What is expected >> Each entry should be duplicated exactly, with no line missing.

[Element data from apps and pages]

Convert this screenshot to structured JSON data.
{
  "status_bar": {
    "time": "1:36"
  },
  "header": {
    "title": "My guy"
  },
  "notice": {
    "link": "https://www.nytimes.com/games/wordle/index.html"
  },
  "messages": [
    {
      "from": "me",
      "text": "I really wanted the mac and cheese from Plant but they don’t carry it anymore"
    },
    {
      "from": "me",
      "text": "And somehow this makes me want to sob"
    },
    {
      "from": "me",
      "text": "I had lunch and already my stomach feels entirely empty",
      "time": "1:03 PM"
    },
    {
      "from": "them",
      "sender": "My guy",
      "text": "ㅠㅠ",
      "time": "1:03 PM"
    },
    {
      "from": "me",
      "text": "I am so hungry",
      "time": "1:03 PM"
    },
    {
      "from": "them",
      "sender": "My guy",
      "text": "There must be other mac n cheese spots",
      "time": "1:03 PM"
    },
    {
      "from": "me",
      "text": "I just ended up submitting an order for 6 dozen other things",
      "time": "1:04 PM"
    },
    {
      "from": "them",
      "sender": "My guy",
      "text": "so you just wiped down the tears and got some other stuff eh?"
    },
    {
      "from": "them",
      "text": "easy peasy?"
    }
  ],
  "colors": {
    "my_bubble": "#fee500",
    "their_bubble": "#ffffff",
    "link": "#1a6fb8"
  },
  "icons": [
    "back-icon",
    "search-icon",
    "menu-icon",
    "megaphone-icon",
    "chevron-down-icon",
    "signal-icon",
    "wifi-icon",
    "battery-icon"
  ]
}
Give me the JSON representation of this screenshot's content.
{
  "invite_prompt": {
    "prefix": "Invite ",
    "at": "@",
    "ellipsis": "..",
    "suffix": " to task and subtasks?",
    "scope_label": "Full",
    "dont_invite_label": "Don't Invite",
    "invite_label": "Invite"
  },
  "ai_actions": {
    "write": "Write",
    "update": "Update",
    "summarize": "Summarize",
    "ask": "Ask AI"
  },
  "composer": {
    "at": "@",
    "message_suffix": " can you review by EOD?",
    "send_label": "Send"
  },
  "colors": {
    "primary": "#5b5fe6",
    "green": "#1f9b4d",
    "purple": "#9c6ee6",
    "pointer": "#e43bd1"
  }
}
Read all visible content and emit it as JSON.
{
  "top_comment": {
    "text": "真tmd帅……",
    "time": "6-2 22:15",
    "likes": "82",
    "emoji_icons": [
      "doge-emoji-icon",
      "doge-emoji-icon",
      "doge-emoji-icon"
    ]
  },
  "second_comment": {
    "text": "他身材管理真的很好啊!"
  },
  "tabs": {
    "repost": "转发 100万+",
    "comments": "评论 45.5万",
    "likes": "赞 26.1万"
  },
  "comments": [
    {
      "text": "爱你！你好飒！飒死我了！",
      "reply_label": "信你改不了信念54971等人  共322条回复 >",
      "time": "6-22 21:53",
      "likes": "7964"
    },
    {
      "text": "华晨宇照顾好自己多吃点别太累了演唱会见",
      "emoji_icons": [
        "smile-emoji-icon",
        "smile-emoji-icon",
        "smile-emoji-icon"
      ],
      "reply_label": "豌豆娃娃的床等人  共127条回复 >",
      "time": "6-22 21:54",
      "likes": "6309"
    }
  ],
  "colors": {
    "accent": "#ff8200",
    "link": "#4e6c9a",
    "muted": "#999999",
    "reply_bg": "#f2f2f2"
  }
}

Answer to the exercise >>
Convert this screenshot to structured JSON data.
{
  "status_bar": {
    "time": "1:36"
  },
  "header": {
    "title": "My guy"
  },
  "notice": {
    "link": "https://www.nytimes.com/games/wordle/index.html"
  },
  "messages": [
    {
      "from": "me",
      "text": "I really wanted the mac and cheese from Plant but they don’t carry it anymore"
    },
    {
      "from": "me",
      "text": "And somehow this makes me want to sob"
    },
    {
      "from": "me",
      "text": "I had lunch and already my stomach feels entirely empty",
      "time": "1:03 PM"
    },
    {
      "from": "them",
      "sender": "My guy",
      "text": "ㅠㅠ",
      "time": "1:03 PM"
    },
    {
      "from": "me",
      "text": "I am so hungry",
      "time": "1:03 PM"
    },
    {
      "from": "them",
      "sender": "My guy",
      "text": "There must be other mac n cheese spots",
      "time": "1:03 PM"
    },
    {
      "from": "me",
      "text": "I just ended up submitting an order for 6 dozen other things",
      "time": "1:04 PM"
    },
    {
      "from": "them",
      "sender": "My guy",
      "text": "so you just wiped down the tears and got some other stuff eh?"
    },
    {
      "from": "them",
      "text": "easy peasy?"
    }
  ],
  "colors": {
    "my_bubble": "#fee500",
    "their_bubble": "#ffffff",
    "link": "#1a6fb8"
  },
  "icons": [
    "back-icon",
    "search-icon",
    "menu-icon",
    "megaphone-icon",
    "chevron-down-icon",
    "signal-icon",
    "wifi-icon",
    "battery-icon"
  ]
}
Give me the JSON representation of this screenshot's content.
{
  "invite_prompt": {
    "prefix": "Invite ",
    "at": "@",
    "ellipsis": "..",
    "suffix": " to task and subtasks?",
    "scope_label": "Full",
    "dont_invite_label": "Don't Invite",
    "invite_label": "Invite"
  },
  "ai_actions": {
    "write": "Write",
    "update": "Update",
    "summarize": "Summarize",
    "ask": "Ask AI"
  },
  "composer": {
    "at": "@",
    "message_suffix": " can you review by EOD?",
    "send_label": "Send"
  },
  "colors": {
    "primary": "#5b5fe6",
    "green": "#1f9b4d",
    "purple": "#9c6ee6",
    "pointer": "#e43bd1"
  }
}
Read all visible content and emit it as JSON.
{
  "top_comment": {
    "text": "真tmd帅……",
    "time": "6-2 22:15",
    "likes": "82",
    "emoji_icons": [
      "doge-emoji-icon",
      "doge-emoji-icon",
      "doge-emoji-icon"
    ]
  },
  "second_comment": {
    "text": "他身材管理真的很好啊!"
  },
  "tabs": {
    "repost": "转发 100万+",
    "comments": "评论 45.5万",
    "likes": "赞 26.1万"
  },
  "comments": [
    {
      "text": "爱你！你好飒！飒死我了！",
      "reply_label": "信你改不了信念54971等人  共322条回复 >",
      "time": "6-22 21:53",
      "likes": "7964"
    },
    {
      "text": "华晨宇照顾好自己多吃点别太累了演唱会见",
      "emoji_icons": [
        "smile-emoji-icon",
        "smile-emoji-icon",
        "smile-emoji-icon"
      ],
      "reply_label": "豌豆娃娃的床等人  共127条回复 >",
      "time": "6-22 21:54",
      "likes": "6309"
    }
  ],
  "colors": {
    "accent": "#ff8200",
    "link": "#4e6c9a",
    "muted": "#999999",
    "reply_bg": "#f2f2f2"
  }
}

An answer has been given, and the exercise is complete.